Podcasting, the word of the year
Just a year ago, the term "podcast" was considered for inclusion in the New Oxford American Dictionary of English, but rejected because not enough people were using it, according to a BBC story. Now, however, illustrating the technology's rapid growth in popularity, the term is not only being added, it's been declared the dictionary's Word of the Year, the story says.
The New Oxford American is following the lead of the Oxford Dictionary of English, which added the podcast and other tech terms last summer. We're still waiting for Merriam-Webster to catch up.
No one is out there arguing that there shouldn't be an official word for "a digital recording of a radio broadcast or similar program, made available on the Internet for downloading to a personal audio player," as podcast is defined in both dictionaries.

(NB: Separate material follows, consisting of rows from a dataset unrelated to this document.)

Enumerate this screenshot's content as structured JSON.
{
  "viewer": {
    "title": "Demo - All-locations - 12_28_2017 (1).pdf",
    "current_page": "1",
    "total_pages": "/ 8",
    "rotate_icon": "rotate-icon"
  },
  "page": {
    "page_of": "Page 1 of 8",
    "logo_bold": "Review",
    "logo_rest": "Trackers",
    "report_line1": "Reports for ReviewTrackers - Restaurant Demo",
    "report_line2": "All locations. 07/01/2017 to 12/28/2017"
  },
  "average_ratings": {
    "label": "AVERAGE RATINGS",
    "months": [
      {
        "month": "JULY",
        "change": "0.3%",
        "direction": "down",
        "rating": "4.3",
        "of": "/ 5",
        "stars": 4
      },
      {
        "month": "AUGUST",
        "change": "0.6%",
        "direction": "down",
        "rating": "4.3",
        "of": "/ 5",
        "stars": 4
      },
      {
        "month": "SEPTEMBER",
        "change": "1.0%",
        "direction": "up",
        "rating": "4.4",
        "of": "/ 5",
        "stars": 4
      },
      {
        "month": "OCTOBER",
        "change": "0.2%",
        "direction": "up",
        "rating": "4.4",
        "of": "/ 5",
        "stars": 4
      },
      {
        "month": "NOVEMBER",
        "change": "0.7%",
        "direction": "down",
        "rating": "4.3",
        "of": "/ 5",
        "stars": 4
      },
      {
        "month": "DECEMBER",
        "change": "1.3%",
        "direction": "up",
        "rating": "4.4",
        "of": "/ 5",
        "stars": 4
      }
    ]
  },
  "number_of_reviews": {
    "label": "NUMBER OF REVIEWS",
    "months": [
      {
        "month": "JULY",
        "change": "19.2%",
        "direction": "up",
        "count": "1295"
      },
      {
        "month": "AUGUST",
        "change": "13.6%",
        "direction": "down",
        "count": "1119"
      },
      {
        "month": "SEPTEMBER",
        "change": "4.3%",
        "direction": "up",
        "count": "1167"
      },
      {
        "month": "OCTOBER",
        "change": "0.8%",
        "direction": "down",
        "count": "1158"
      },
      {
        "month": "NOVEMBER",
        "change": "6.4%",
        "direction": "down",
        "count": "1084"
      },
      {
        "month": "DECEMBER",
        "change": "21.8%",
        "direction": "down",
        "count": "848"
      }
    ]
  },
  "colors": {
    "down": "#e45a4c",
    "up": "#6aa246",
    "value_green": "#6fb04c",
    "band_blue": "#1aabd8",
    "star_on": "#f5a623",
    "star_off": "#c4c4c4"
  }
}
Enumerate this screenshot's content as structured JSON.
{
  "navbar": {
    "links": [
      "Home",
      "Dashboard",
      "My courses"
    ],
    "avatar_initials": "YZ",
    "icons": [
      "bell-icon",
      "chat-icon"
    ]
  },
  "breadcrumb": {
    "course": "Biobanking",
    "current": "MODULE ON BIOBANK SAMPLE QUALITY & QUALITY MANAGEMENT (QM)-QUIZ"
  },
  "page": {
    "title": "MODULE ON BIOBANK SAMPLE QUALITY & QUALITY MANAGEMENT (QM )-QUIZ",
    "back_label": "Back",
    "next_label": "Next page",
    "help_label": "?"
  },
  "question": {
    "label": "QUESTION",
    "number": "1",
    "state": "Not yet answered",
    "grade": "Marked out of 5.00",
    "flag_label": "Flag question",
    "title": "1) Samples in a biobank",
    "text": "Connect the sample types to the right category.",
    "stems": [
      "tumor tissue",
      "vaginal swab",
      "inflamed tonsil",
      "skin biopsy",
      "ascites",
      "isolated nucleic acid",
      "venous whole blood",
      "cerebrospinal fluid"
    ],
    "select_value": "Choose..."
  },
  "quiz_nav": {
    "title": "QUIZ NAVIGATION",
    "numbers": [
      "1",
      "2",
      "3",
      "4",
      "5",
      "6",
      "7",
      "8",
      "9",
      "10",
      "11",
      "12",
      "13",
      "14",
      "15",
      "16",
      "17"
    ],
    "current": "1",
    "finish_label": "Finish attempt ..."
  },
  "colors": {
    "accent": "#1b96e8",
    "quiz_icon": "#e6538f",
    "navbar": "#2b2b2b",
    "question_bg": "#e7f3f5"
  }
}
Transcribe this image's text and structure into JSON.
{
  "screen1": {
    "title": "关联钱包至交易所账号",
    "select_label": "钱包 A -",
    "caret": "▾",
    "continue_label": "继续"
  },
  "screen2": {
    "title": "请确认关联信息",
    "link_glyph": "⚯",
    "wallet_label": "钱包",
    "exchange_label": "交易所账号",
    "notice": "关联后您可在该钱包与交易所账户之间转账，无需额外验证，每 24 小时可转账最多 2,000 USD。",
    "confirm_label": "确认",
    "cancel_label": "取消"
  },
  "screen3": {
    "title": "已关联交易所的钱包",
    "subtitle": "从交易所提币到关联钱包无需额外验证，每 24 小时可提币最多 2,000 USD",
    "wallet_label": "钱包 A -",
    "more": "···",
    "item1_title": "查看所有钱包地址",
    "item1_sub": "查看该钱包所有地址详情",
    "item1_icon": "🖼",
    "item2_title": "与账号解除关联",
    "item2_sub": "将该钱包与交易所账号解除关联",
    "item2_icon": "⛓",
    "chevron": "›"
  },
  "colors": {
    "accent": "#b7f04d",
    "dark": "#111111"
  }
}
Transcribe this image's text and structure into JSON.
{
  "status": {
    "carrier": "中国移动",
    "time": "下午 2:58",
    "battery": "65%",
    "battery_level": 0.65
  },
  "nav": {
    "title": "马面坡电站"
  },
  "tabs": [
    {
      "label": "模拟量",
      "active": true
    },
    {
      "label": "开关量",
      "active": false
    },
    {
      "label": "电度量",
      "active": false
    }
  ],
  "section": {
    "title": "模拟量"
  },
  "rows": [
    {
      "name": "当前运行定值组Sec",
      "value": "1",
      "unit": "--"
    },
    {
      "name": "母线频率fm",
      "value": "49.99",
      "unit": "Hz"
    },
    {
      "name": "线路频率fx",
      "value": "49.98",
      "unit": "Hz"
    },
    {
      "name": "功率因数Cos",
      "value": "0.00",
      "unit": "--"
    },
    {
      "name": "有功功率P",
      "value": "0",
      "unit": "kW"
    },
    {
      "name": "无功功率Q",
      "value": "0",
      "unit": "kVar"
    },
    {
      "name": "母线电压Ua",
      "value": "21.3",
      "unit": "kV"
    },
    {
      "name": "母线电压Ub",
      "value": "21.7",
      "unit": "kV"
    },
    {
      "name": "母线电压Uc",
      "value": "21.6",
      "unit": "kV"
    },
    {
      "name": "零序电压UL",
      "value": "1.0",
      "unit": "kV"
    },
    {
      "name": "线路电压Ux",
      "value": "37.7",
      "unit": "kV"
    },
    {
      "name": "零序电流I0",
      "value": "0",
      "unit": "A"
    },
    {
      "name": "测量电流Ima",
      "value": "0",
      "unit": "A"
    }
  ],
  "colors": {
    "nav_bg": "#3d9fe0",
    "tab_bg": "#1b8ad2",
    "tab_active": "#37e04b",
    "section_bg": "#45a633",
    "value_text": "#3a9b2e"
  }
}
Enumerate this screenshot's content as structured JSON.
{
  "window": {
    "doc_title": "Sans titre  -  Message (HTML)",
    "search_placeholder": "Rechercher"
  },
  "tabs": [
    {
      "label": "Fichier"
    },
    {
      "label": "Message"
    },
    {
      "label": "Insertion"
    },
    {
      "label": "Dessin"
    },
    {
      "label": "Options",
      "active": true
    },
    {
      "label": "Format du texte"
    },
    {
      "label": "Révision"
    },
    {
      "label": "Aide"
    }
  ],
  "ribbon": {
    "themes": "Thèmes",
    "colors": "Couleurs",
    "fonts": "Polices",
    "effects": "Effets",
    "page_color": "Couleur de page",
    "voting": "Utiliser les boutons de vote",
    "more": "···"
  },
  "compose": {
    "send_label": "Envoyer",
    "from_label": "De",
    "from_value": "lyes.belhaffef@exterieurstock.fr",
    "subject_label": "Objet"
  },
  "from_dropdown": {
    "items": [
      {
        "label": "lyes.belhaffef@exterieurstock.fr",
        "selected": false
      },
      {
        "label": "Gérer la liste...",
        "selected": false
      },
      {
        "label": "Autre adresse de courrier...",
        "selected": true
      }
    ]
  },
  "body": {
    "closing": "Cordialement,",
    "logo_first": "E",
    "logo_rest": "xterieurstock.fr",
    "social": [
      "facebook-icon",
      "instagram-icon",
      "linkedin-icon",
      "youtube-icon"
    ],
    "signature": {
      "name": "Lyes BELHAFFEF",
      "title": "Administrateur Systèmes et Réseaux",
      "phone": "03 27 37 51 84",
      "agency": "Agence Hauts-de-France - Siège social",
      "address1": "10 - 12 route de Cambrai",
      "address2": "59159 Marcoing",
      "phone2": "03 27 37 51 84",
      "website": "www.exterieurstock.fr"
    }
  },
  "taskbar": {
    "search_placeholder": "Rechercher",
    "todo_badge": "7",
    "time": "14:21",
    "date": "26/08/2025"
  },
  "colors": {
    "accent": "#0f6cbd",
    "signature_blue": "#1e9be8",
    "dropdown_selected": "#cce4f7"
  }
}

But some bloggers take issue with the "pod" in podcast, derived from Apple's iPod music player. They, like some in Redmond, Wash., argue that the term is a misnomer--podcasts can be listened to on any digital music player.
Blog community response:
"Great that it has entered the dictionary, but I do not necessarily agree with the definition. What about RSS? To me, that is what sets podcasting apart from other downloadable audio files online. Also, I don't like the radio reference...I think it is pigeonholing the genre."
--The Sum of My Parts
"The Philoneist says: Radio on demand applications are rightfully hailed as easily produced, distributed, and promoted, giving rise to the Internet as a grassroots medium with limitless avenues for content. Thankfully, Apple has paved the way for this environment with the iPod. The Misoneist says: But do they deserve all the credit (and free advertising) associated with this word? To the victor goes the spoils."
"Interestingly, the BBC also says the term was first coined by journalist Ben Hammersley. And ever since, podcasters have been explaining, "No, even though the name is PODcast, you don't need an iPod!" Now we know who to blame.:-)"